I know that what happened to Garner isn’t the first time. I know that it has gone on for a long time, yes. But these observations should not be followed with a shrug of resignation.

If I leave one legacy for my daughter it is going to be the memory that her parents did treat people as equals and that they didn’t discriminate. And if people ask her later what her mom did? I hope that she will say that mom stood up for those who had no voice anymore.

14 thoughts on “Last night something broke inside of me

  1. Unfortunately I knew that the grand jury wasn’t going to indict the officer. Its a lot of foul things going on in America these days. Wrong used to be wrong. I’m not even sure about that anymore.

    Like

  2. What bothers me the most about this, is the reaction of the politians, demanding “more training”
    NYC Police are the most trained police force in the world, It is not training that is the issue, it is the attitude.

    Like

  3. Like Ken, when I heard the crime of selling loose cigarettes was the cause, I was amazed…and not in a good way. I am shocked by all the not guilty verdicts coming out and ask myself am I not seeing all there is to see? What am I missing?

    Liked by 1 person

  4. And what was Eric Garner doing that brought this on him? He was selling loose cigarettes! When I read that I was speechless. I wouldn’t want the cops in my town to waste their time on petty stuff like that. And yet this man was murdered for selling loose cigarettes!
    And yes, he was murdered.

    Like

  5. This is a bit of a touchy topic and one that brings up other questions as well. First of all, Garner did not die at the scene of the confrontation. He suffered cardiac arrest in the ambulance taking him to the hospital and was pronounced dead about an hour later. He suffered from a myriad of heath issues. Please do not misunderstand… what happened to Mr Garner should NOT happen to anyone. But he wasn’t a complete innocent either. We still have seen a transcript from the grand jury…we do not know what evidence there were presented. ANY loss of human life is tragic. I think most of us were completely surprised when the results of the grand jury were presented. But I think it’s best NOT to judge until we have all the facts. There is another victim here…the cop whose life will be forever changed, as well as those of his family.

    Like

    1. Jacqui, I have to disagree with you on this one. Once an unarmed subdued person is unresponsive in police custody, the police have a duty to make sure that person survives—-no matter what they might have done. The fact that Eric Garner had multiple health problems is irrelevant. If anything, his girth should have put them on notice that when he was on the ground, on his stomach, saying he could not breath, they needed to take some immediate action to ascertain his condition. That is not what happened here.

      Liked by 1 person
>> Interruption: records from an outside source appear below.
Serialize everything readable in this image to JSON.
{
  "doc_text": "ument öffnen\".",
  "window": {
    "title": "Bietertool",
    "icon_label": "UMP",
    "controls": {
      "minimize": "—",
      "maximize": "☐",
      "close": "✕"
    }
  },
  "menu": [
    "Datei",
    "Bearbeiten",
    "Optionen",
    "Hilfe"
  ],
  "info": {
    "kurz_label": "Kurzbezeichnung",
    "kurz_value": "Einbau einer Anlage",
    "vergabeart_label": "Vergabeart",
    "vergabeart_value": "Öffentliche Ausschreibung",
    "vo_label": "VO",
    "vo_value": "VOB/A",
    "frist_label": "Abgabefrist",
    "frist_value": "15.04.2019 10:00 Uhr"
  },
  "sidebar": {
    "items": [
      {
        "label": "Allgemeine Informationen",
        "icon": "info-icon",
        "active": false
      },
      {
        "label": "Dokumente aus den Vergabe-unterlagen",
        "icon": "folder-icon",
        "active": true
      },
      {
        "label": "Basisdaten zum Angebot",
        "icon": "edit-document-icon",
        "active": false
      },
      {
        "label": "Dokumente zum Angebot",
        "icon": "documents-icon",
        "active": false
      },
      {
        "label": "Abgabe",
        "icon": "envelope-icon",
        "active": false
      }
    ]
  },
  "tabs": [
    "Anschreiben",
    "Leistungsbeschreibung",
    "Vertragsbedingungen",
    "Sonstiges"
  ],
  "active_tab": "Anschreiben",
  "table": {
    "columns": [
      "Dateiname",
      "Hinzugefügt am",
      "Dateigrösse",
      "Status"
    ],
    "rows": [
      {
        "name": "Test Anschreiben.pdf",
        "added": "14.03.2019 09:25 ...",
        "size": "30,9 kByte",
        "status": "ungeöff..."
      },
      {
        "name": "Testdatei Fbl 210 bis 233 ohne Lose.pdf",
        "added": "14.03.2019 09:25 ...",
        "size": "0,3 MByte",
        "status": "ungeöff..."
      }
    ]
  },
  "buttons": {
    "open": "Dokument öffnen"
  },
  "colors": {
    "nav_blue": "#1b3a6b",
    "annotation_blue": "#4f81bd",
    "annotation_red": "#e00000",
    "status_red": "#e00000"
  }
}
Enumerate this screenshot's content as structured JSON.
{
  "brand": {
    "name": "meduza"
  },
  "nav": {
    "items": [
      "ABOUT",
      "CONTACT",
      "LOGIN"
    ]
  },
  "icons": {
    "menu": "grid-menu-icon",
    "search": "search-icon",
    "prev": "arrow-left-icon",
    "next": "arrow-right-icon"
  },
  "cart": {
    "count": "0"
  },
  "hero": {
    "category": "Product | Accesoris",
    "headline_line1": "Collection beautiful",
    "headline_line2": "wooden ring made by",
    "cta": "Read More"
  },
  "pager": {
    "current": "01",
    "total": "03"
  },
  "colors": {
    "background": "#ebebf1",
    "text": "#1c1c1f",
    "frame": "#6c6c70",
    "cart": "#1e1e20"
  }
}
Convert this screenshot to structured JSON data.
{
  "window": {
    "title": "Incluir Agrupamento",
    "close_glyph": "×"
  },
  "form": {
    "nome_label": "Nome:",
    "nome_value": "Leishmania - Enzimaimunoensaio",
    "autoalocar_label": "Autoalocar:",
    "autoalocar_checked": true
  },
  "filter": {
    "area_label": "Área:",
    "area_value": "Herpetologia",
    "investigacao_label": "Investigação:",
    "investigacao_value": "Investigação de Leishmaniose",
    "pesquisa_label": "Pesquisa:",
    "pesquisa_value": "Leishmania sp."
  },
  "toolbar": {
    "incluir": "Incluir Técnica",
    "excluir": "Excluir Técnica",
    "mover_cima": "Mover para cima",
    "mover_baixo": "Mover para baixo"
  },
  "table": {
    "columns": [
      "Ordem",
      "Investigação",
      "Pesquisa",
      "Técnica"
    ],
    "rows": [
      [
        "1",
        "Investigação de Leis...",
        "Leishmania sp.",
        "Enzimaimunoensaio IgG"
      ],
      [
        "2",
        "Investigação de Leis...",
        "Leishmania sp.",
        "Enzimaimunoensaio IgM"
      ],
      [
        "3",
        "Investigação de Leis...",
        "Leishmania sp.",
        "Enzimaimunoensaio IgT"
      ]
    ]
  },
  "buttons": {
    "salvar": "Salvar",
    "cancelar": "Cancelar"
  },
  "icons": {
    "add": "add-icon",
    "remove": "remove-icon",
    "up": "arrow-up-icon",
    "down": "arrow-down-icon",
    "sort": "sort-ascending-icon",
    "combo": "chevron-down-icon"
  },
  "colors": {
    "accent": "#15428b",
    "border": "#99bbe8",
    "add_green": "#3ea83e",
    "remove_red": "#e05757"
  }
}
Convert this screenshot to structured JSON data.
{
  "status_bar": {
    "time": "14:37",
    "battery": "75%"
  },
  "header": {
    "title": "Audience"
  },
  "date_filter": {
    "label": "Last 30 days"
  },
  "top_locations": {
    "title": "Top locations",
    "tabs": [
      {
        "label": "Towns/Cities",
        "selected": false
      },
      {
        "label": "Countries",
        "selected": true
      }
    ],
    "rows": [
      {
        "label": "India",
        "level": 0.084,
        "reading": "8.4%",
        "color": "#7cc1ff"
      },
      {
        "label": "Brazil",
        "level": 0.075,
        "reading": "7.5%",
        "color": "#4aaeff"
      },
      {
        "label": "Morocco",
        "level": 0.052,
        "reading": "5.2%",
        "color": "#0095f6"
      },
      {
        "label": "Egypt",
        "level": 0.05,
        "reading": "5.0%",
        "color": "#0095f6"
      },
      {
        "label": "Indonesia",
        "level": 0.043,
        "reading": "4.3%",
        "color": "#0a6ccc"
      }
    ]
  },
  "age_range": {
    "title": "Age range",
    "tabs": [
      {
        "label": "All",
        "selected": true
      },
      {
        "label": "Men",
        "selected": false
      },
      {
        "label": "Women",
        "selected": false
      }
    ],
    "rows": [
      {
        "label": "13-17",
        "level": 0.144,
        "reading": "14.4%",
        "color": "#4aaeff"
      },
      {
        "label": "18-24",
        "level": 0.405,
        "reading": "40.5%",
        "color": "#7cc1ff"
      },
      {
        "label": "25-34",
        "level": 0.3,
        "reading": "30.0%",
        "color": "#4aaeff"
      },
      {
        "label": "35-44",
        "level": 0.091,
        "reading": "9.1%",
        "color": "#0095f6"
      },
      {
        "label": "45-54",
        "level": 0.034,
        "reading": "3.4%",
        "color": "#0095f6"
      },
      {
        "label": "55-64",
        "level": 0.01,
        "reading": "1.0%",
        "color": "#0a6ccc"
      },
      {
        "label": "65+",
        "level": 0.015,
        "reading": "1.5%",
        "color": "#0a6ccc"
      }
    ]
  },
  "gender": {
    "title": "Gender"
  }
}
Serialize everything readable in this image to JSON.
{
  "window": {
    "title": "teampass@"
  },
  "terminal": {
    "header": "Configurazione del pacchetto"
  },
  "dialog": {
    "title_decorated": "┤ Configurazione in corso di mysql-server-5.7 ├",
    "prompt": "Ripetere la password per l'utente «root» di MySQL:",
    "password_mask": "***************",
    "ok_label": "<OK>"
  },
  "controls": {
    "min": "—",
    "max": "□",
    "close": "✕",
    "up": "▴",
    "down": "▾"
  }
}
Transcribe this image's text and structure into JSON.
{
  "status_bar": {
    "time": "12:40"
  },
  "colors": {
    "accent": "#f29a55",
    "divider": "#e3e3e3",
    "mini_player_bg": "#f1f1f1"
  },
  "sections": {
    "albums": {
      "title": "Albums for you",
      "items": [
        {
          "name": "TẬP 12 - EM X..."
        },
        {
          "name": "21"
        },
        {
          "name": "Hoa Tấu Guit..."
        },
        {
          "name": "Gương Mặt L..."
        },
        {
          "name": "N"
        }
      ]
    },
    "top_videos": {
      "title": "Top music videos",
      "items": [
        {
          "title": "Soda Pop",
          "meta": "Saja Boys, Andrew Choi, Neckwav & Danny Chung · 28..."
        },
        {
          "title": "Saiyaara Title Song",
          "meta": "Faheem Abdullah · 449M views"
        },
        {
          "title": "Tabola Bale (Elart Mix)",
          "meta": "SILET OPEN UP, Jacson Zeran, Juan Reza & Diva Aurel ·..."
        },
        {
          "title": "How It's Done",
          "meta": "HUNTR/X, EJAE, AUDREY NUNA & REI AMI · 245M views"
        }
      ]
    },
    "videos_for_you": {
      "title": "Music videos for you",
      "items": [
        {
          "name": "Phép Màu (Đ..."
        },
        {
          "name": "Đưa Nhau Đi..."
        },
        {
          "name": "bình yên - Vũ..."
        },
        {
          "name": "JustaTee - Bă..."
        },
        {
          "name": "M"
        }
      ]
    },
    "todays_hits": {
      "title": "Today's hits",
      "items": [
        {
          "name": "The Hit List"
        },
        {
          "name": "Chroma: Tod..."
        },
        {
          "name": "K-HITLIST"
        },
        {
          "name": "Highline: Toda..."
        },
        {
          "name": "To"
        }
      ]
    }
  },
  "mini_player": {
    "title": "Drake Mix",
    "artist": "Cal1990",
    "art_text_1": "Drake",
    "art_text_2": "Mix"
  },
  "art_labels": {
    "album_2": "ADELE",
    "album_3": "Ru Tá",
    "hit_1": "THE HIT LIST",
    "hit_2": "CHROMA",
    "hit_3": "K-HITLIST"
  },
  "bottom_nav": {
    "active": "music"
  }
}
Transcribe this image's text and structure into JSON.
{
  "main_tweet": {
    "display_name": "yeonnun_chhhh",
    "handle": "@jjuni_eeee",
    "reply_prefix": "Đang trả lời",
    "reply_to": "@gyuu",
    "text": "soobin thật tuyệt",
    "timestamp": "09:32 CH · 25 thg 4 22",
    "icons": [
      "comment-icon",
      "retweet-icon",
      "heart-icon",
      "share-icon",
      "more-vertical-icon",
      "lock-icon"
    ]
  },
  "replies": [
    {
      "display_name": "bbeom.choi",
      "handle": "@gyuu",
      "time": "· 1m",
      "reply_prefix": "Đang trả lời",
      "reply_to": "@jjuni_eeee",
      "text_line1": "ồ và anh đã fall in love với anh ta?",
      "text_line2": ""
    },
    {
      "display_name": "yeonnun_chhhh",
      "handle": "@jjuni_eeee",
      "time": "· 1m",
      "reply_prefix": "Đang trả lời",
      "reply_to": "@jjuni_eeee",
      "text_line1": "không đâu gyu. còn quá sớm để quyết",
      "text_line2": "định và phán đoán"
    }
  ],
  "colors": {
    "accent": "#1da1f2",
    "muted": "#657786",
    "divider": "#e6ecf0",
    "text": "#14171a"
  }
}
  6. Susan as I was reading your post and so many emotions and thoughts again ran through my mind I think the title summed it up best. I echo that something broke inside of me as I heard the verdict. It is heartbreaking. My hope is that no other mother has to have that kind of conversation with their daughter as you did. Continue to stand and use your voice.

    Like

Your thoughts?

Fill in your details below or click an icon to log in:

WordPress.com Logo

You are commenting using your WordPress.com account. Log Out / Change )

Twitter picture

You are commenting using your Twitter account. Log Out / Change )

Facebook photo

You are commenting using your Facebook account. Log Out / Change )

Google+ photo

You are commenting using your Google+ account. Log Out / Change )

Connecting to %s